> Exercise
The expected answer is a single number, namely how many lines in the data below hold the word "Analytics".

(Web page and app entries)

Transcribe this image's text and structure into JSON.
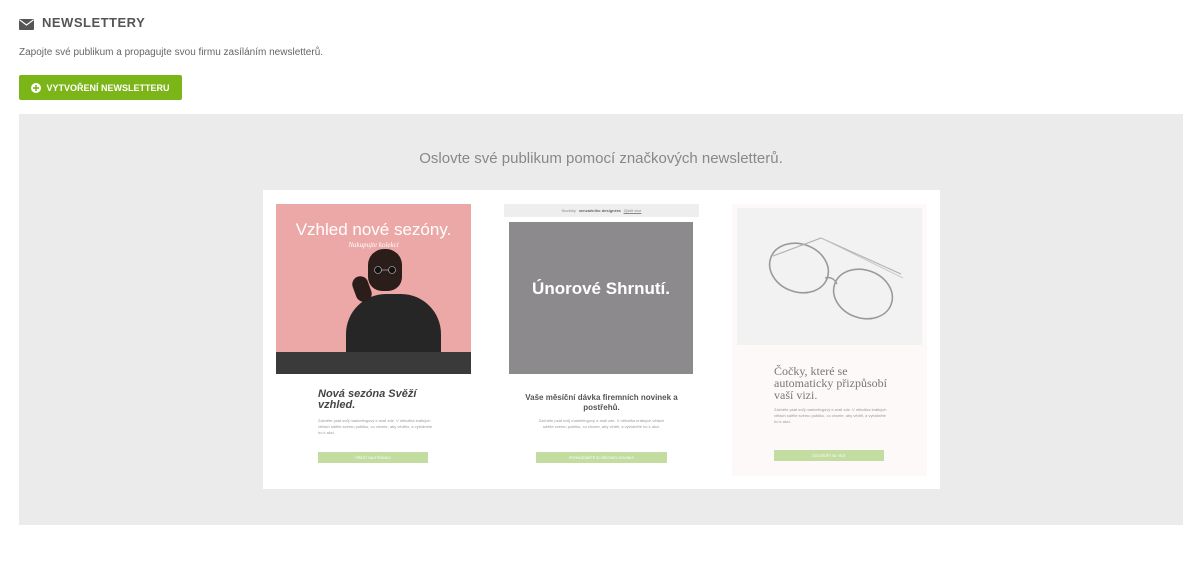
{
  "header": {
    "icon": "envelope-icon",
    "title": "NEWSLETTERY",
    "subtitle": "Zapojte své publikum a propagujte svou firmu zasíláním newsletterů."
  },
  "create_button": {
    "icon": "plus-circle-icon",
    "label": "VYTVOŘENÍ NEWSLETTERU",
    "color": "#7cb518"
  },
  "showcase": {
    "heading": "Oslovte své publikum pomocí značkových newsletterů.",
    "templates": [
      {
        "hero_title": "Vzhled nové sezóny.",
        "hero_subtitle": "Nakupujte kolekci",
        "heading": "Nová sezóna Svěží vzhled.",
        "body": "Začněte psát svůj marketingový e-mail zde. V několika krátkých větách sdělte svému publiku, co chcete, aby vědělo, a vybídněte ho k akci.",
        "button": "PŘEJÍT NA STRÁNKU",
        "hero_color": "#eca8a7"
      },
      {
        "topbar_prefix": "Novinky",
        "topbar_bold": "senzačního designéra",
        "topbar_link": "Zjistit více",
        "hero_title": "Únorové Shrnutí.",
        "heading": "Vaše měsíční dávka firemních novinek a postřehů.",
        "body": "Začněte psát svůj marketingový e-mail zde. V několika krátkých větách sdělte svému publiku, co chcete, aby věděl, a vybídněte ho k akci.",
        "button": "PROHLÉDNĚTE SI VŠECHNY NOVINKY",
        "hero_color": "#8d8a8e"
      },
      {
        "heading": "Čočky, které se automaticky přizpůsobí vaší vizi.",
        "body": "Začněte psát svůj marketingový e-mail zde. V několika krátkých větách sdělte svému publiku, co chcete, aby věděl, a vybídněte ho k akci.",
        "button": "DOZVĚDĚT SE VÍCE",
        "hero_color": "#f2f2f2"
      }
    ]
  },
  "colors": {
    "panel_bg": "#ebebeb",
    "template_button": "#c3dca0"
  }
}
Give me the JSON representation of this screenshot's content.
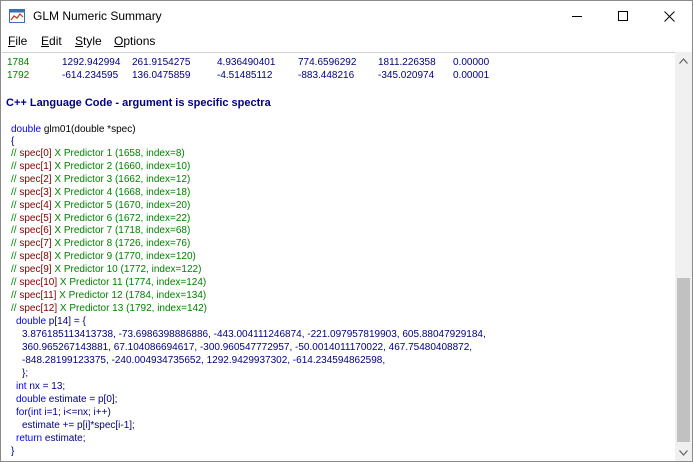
{
  "window": {
    "title": "GLM Numeric Summary"
  },
  "menu": {
    "file": "File",
    "edit": "Edit",
    "style": "Style",
    "options": "Options"
  },
  "table_rows": [
    {
      "wl": "1784",
      "c1": "1292.942994",
      "c2": "261.9154275",
      "c3": "4.936490401",
      "c4": "774.6596292",
      "c5": "1811.226358",
      "c6": "0.00000"
    },
    {
      "wl": "1792",
      "c1": "-614.234595",
      "c2": "136.0475859",
      "c3": "-4.51485112",
      "c4": "-883.448216",
      "c5": "-345.020974",
      "c6": "0.00001"
    }
  ],
  "section_title": "C++ Language Code - argument is specific spectra",
  "code": {
    "signature_type": "double",
    "signature_name": "glm01(double *spec)",
    "open_brace": "{",
    "comments": [
      {
        "slash": "// ",
        "spec": "spec[0]",
        "text": " X Predictor 1 (1658, index=8)"
      },
      {
        "slash": "// ",
        "spec": "spec[1]",
        "text": " X Predictor 2 (1660, index=10)"
      },
      {
        "slash": "// ",
        "spec": "spec[2]",
        "text": " X Predictor 3 (1662, index=12)"
      },
      {
        "slash": "// ",
        "spec": "spec[3]",
        "text": " X Predictor 4 (1668, index=18)"
      },
      {
        "slash": "// ",
        "spec": "spec[4]",
        "text": " X Predictor 5 (1670, index=20)"
      },
      {
        "slash": "// ",
        "spec": "spec[5]",
        "text": " X Predictor 6 (1672, index=22)"
      },
      {
        "slash": "// ",
        "spec": "spec[6]",
        "text": " X Predictor 7 (1718, index=68)"
      },
      {
        "slash": "// ",
        "spec": "spec[7]",
        "text": " X Predictor 8 (1726, index=76)"
      },
      {
        "slash": "// ",
        "spec": "spec[8]",
        "text": " X Predictor 9 (1770, index=120)"
      },
      {
        "slash": "// ",
        "spec": "spec[9]",
        "text": " X Predictor 10 (1772, index=122)"
      },
      {
        "slash": "// ",
        "spec": "spec[10]",
        "text": " X Predictor 11 (1774, index=124)"
      },
      {
        "slash": "// ",
        "spec": "spec[11]",
        "text": " X Predictor 12 (1784, index=134)"
      },
      {
        "slash": "// ",
        "spec": "spec[12]",
        "text": " X Predictor 13 (1792, index=142)"
      }
    ],
    "array_decl_type": "double",
    "array_decl_rest": " p[14] =  {",
    "array_values": [
      "3.876185113413738, -73.6986398886886, -443.004111246874, -221.097957819903, 605.88047929184,",
      "360.965267143881, 67.104086694617, -300.960547772957, -50.0014011170022, 467.75480408872,",
      "-848.28199123375, -240.004934735652, 1292.9429937302, -614.234594862598,"
    ],
    "array_close": "};",
    "int_kw": "int",
    "int_rest": " nx = 13;",
    "estimate_kw": "double",
    "estimate_rest": " estimate = p[0];",
    "for_kw": "for",
    "for_paren": "(",
    "for_int": "int",
    "for_rest": " i=1; i<=nx; i++)",
    "loop_body": "estimate += p[i]*spec[i-1];",
    "return_kw": "return",
    "return_rest": " estimate;",
    "close_brace": "}"
  },
  "colors": {
    "wavelength": "#008000",
    "values": "#000080",
    "keyword": "#0000ff",
    "comment": "#008000",
    "spec_ref": "#800000"
  }
}
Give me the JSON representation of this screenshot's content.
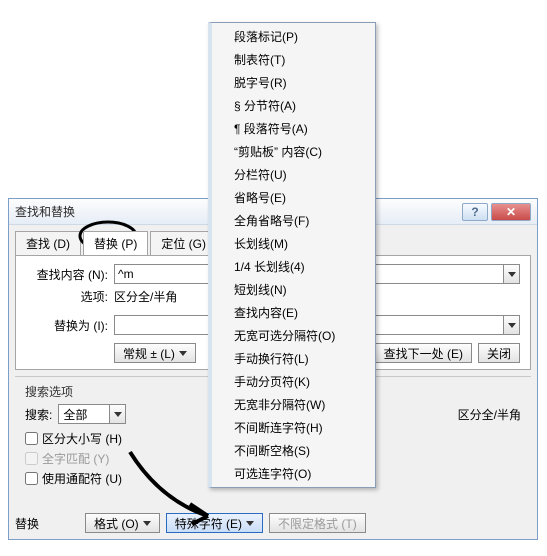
{
  "dialog": {
    "title": "查找和替换",
    "help_label": "?",
    "close_label": "✕"
  },
  "tabs": {
    "find": "查找 (D)",
    "replace": "替换 (P)",
    "goto": "定位 (G)"
  },
  "fields": {
    "find_label": "查找内容 (N):",
    "find_value": "^m",
    "options_label": "选项:",
    "options_value": "区分全/半角",
    "replace_label": "替换为 (I):",
    "replace_value": ""
  },
  "buttons": {
    "less": "常规 ± (L)",
    "findnext": "查找下一处 (E)",
    "close": "关闭",
    "format": "格式 (O)",
    "special": "特殊字符 (E)",
    "noformat": "不限定格式 (T)"
  },
  "search_options": {
    "group_title": "搜索选项",
    "search_label": "搜索:",
    "scope": "全部",
    "case": "区分大小写 (H)",
    "whole": "全字匹配 (Y)",
    "wildcard": "使用通配符 (U)",
    "right_note": "区分全/半角"
  },
  "replace_section": "替换",
  "menu": [
    "段落标记(P)",
    "制表符(T)",
    "脱字号(R)",
    "§ 分节符(A)",
    "¶ 段落符号(A)",
    "“剪贴板” 内容(C)",
    "分栏符(U)",
    "省略号(E)",
    "全角省略号(F)",
    "长划线(M)",
    "1/4 长划线(4)",
    "短划线(N)",
    "查找内容(E)",
    "无宽可选分隔符(O)",
    "手动换行符(L)",
    "手动分页符(K)",
    "无宽非分隔符(W)",
    "不间断连字符(H)",
    "不间断空格(S)",
    "可选连字符(O)"
  ]
}
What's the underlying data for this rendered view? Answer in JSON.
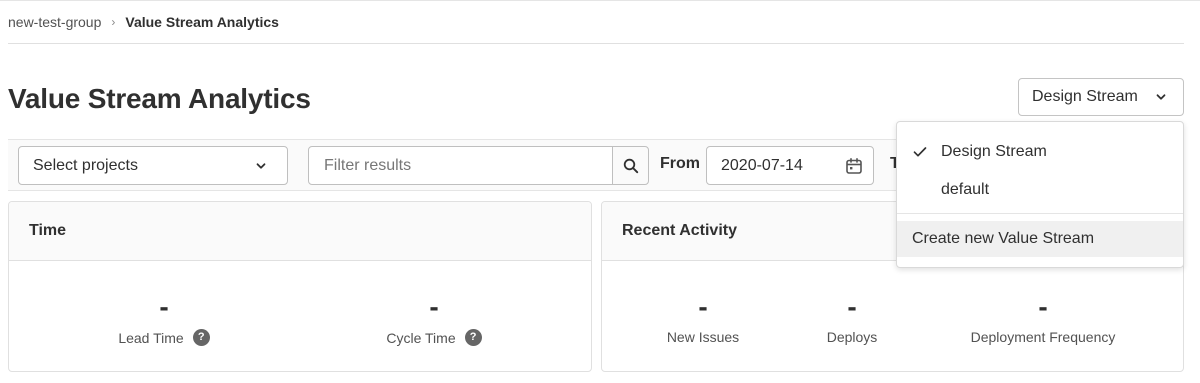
{
  "breadcrumb": {
    "group": "new-test-group",
    "separator": "›",
    "current": "Value Stream Analytics"
  },
  "page": {
    "title": "Value Stream Analytics"
  },
  "value_stream_selector": {
    "selected": "Design Stream",
    "icon": "chevron-down-icon"
  },
  "filters": {
    "projects_placeholder": "Select projects",
    "search_placeholder": "Filter results",
    "search_icon": "search-icon",
    "from_label": "From",
    "from_date": "2020-07-14",
    "to_label": "T",
    "calendar_icon": "calendar-icon"
  },
  "time_card": {
    "title": "Time",
    "metrics": [
      {
        "value": "-",
        "label": "Lead Time",
        "help": "?"
      },
      {
        "value": "-",
        "label": "Cycle Time",
        "help": "?"
      }
    ]
  },
  "activity_card": {
    "title": "Recent Activity",
    "metrics": [
      {
        "value": "-",
        "label": "New Issues"
      },
      {
        "value": "-",
        "label": "Deploys"
      },
      {
        "value": "-",
        "label": "Deployment Frequency"
      }
    ]
  },
  "dropdown": {
    "items": [
      {
        "label": "Design Stream",
        "checked": true
      },
      {
        "label": "default",
        "checked": false
      }
    ],
    "create_label": "Create new Value Stream"
  },
  "colors": {
    "text": "#303030",
    "muted": "#525252",
    "border": "#bfbfbf",
    "header_bg": "#fafafa",
    "help_icon_bg": "#666666"
  }
}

> Task response
2